Thomas Bothe is famous for his delightful kalimbas as well as for his unique, individual kalimba tunings. However, there was one day last month when I was fulfilling orders, and I tuned three 2B/14 kalimbas to the E1 tuning – which is perhaps the classic 2B tuning that most represents Thomas Bothe’s soul. Simple, delicate, easy, and beautiful.
Two of the three customers requested the E1 tuning after they had learned about it from the various 2B tunings I have documented online. The third 2B/14 customer just asked for “a special tuning” – and I thought “I’m gonna make this E1 tuning an extra special tuning by writing some extra special music for it!”
Here is the first page of tablature:
When I pick up a 2B kalimba, I actually see it as two complimentary kalimbas in one, the lower tines making one of them, and the upper tines making the other. That is not a function of how the kalimbas were made, but of how they were tuned. Most of Thomas Bothe’s tunings utilize this natural separation, with the upward-bent and straight tines separating out different sub-spaces or chords.

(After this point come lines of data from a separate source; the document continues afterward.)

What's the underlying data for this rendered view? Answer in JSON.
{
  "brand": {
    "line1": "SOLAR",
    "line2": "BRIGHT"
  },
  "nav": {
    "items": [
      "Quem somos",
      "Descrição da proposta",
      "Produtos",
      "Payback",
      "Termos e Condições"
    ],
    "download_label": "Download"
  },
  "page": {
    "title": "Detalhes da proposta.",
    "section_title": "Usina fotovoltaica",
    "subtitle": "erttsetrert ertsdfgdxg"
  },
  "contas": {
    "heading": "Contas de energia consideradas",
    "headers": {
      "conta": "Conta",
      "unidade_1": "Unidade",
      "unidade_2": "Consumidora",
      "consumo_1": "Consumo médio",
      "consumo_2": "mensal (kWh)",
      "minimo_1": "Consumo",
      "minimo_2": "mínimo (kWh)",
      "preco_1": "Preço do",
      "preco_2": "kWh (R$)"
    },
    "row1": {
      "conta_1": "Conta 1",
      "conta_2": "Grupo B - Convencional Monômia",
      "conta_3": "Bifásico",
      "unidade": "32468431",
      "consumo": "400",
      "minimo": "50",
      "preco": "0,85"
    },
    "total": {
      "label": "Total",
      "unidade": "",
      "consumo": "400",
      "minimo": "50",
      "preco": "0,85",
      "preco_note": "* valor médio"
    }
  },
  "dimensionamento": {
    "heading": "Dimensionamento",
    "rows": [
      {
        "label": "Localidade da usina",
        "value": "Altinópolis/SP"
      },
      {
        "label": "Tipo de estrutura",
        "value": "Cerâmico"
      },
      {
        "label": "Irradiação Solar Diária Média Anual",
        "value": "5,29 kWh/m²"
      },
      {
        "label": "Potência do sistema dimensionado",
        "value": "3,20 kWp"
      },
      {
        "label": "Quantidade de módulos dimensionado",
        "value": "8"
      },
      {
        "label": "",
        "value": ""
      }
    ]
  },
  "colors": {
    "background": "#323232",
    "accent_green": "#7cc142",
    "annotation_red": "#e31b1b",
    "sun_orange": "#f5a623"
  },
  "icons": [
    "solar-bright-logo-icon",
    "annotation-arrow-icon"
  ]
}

The bent-up tines are represented by gray columns, and the straight tines are represented by white columns in the tab. You can see that the entire left staff of tablature uses only white (straight/lower) tines – which makes a nice little 8-note kalimba, all playing in the E Major 7 chord – sweet and beautiful. Measures 12-15 go back and forth between lower tines and upper tines (the upper tines comprise an F# minor 7 chord – but you don’t really need to know that, only that the upper tines are their own thing).
The media player below will play the MP3 file that goes with the above tablature, and each repeated section is played twice. The early part is intentionally simple, but if you are interested, jump forward to 1:00 and listen through to 2:00 – then try to stick through the octave exercises, which are only annoying for 10 seconds before they turn beautiful and stay that way through to the end. The more beautiful music requires jumping back and forth between the low and high notes, which is more challenging than what the two previous paragraphs suggest – but it is worth it!